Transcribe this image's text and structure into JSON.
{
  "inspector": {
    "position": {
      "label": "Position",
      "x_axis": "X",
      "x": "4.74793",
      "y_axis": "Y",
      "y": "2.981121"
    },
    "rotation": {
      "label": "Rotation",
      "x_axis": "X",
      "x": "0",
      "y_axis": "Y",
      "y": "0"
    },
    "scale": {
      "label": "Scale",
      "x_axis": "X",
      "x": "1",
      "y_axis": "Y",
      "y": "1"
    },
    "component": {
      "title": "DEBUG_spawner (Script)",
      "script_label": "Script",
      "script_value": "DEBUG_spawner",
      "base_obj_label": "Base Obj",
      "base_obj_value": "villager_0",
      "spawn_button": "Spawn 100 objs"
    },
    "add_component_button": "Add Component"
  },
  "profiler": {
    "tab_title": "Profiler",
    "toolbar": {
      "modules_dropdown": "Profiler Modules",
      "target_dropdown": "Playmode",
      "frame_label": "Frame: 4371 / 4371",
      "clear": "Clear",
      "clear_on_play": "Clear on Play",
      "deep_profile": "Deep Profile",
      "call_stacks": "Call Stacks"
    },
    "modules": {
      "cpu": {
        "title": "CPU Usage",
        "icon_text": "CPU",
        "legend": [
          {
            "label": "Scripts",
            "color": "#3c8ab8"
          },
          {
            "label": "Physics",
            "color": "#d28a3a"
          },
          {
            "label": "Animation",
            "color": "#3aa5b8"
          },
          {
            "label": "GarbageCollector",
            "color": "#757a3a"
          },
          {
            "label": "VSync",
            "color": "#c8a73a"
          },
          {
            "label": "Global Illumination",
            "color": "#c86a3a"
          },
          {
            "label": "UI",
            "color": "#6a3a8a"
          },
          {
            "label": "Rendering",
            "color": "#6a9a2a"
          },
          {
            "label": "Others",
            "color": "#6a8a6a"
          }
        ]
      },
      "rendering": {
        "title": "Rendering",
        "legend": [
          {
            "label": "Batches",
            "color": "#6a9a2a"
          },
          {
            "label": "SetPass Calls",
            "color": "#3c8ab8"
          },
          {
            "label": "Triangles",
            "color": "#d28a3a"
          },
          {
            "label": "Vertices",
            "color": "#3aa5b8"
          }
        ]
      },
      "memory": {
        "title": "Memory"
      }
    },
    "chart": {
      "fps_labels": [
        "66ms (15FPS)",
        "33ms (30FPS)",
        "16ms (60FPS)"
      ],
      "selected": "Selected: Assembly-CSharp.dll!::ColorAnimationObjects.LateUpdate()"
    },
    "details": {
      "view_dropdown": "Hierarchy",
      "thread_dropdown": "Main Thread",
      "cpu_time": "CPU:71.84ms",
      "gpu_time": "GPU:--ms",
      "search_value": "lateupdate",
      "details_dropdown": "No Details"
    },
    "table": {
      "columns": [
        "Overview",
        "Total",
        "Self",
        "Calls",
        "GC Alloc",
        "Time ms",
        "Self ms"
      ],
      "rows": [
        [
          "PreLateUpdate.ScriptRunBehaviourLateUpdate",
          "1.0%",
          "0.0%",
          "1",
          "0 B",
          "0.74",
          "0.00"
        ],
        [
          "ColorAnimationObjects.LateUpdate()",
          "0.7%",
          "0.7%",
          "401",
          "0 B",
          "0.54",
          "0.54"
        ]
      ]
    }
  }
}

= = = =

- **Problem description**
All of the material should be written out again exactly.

- **Exercise result**
Transcribe this image's text and structure into JSON.
{
  "inspector": {
    "position": {
      "label": "Position",
      "x_axis": "X",
      "x": "4.74793",
      "y_axis": "Y",
      "y": "2.981121"
    },
    "rotation": {
      "label": "Rotation",
      "x_axis": "X",
      "x": "0",
      "y_axis": "Y",
      "y": "0"
    },
    "scale": {
      "label": "Scale",
      "x_axis": "X",
      "x": "1",
      "y_axis": "Y",
      "y": "1"
    },
    "component": {
      "title": "DEBUG_spawner (Script)",
      "script_label": "Script",
      "script_value": "DEBUG_spawner",
      "base_obj_label": "Base Obj",
      "base_obj_value": "villager_0",
      "spawn_button": "Spawn 100 objs"
    },
    "add_component_button": "Add Component"
  },
  "profiler": {
    "tab_title": "Profiler",
    "toolbar": {
      "modules_dropdown": "Profiler Modules",
      "target_dropdown": "Playmode",
      "frame_label": "Frame: 4371 / 4371",
      "clear": "Clear",
      "clear_on_play": "Clear on Play",
      "deep_profile": "Deep Profile",
      "call_stacks": "Call Stacks"
    },
    "modules": {
      "cpu": {
        "title": "CPU Usage",
        "icon_text": "CPU",
        "legend": [
          {
            "label": "Scripts",
            "color": "#3c8ab8"
          },
          {
            "label": "Physics",
            "color": "#d28a3a"
          },
          {
            "label": "Animation",
            "color": "#3aa5b8"
          },
          {
            "label": "GarbageCollector",
            "color": "#757a3a"
          },
          {
            "label": "VSync",
            "color": "#c8a73a"
          },
          {
            "label": "Global Illumination",
            "color": "#c86a3a"
          },
          {
            "label": "UI",
            "color": "#6a3a8a"
          },
          {
            "label": "Rendering",
            "color": "#6a9a2a"
          },
          {
            "label": "Others",
            "color": "#6a8a6a"
          }
        ]
      },
      "rendering": {
        "title": "Rendering",
        "legend": [
          {
            "label": "Batches",
            "color": "#6a9a2a"
          },
          {
            "label": "SetPass Calls",
            "color": "#3c8ab8"
          },
          {
            "label": "Triangles",
            "color": "#d28a3a"
          },
          {
            "label": "Vertices",
            "color": "#3aa5b8"
          }
        ]
      },
      "memory": {
        "title": "Memory"
      }
    },
    "chart": {
      "fps_labels": [
        "66ms (15FPS)",
        "33ms (30FPS)",
        "16ms (60FPS)"
      ],
      "selected": "Selected: Assembly-CSharp.dll!::ColorAnimationObjects.LateUpdate()"
    },
    "details": {
      "view_dropdown": "Hierarchy",
      "thread_dropdown": "Main Thread",
      "cpu_time": "CPU:71.84ms",
      "gpu_time": "GPU:--ms",
      "search_value": "lateupdate",
      "details_dropdown": "No Details"
    },
    "table": {
      "columns": [
        "Overview",
        "Total",
        "Self",
        "Calls",
        "GC Alloc",
        "Time ms",
        "Self ms"
      ],
      "rows": [
        [
          "PreLateUpdate.ScriptRunBehaviourLateUpdate",
          "1.0%",
          "0.0%",
          "1",
          "0 B",
          "0.74",
          "0.00"
        ],
        [
          "ColorAnimationObjects.LateUpdate()",
          "0.7%",
          "0.7%",
          "401",
          "0 B",
          "0.54",
          "0.54"
        ]
      ]
    }
  }
}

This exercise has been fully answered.